_TRY IT_
The answer should reproduce every entry exactly and contain no images.

Entries from a dataset of interfaces
--- START ---

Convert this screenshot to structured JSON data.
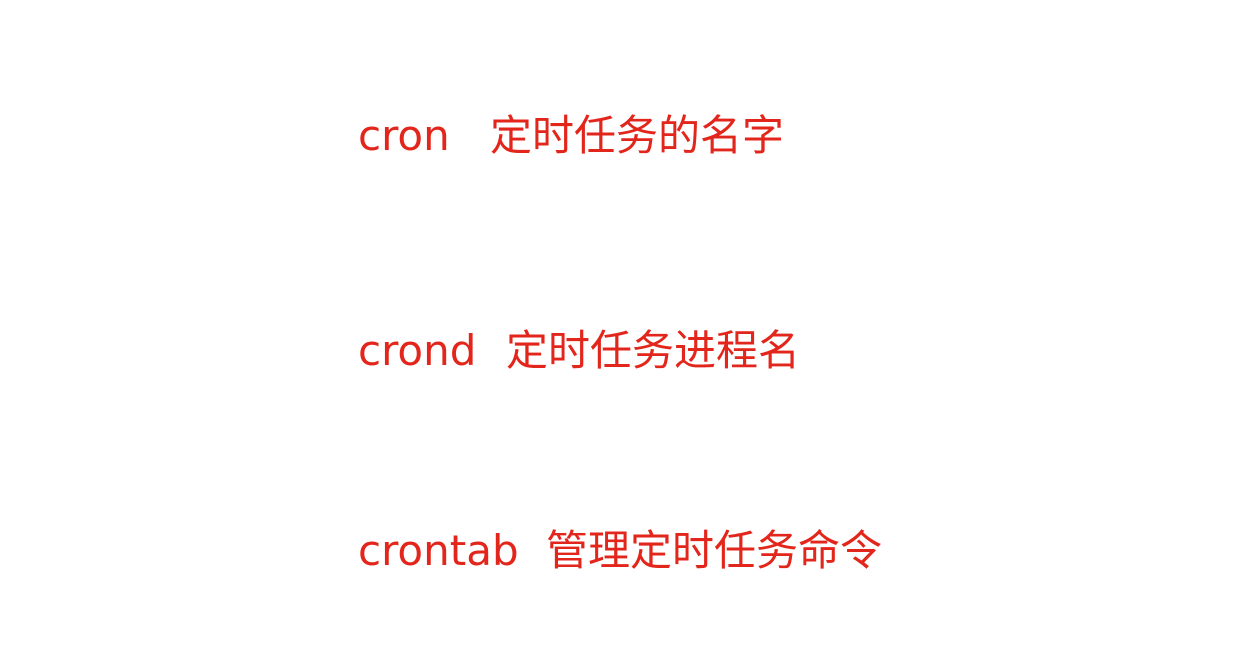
{
  "colors": {
    "text": "#e3261c",
    "background": "#ffffff"
  },
  "lines": [
    {
      "term": "cron",
      "description": "定时任务的名字"
    },
    {
      "term": "crond",
      "description": "定时任务进程名"
    },
    {
      "term": "crontab",
      "description": "管理定时任务命令"
    }
  ]
}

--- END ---

_ANSWER TO THIS PROBLEM_
Convert this screenshot to structured JSON data.
{
  "colors": {
    "text": "#e3261c",
    "background": "#ffffff"
  },
  "lines": [
    {
      "term": "cron",
      "description": "定时任务的名字"
    },
    {
      "term": "crond",
      "description": "定时任务进程名"
    },
    {
      "term": "crontab",
      "description": "管理定时任务命令"
    }
  ]
}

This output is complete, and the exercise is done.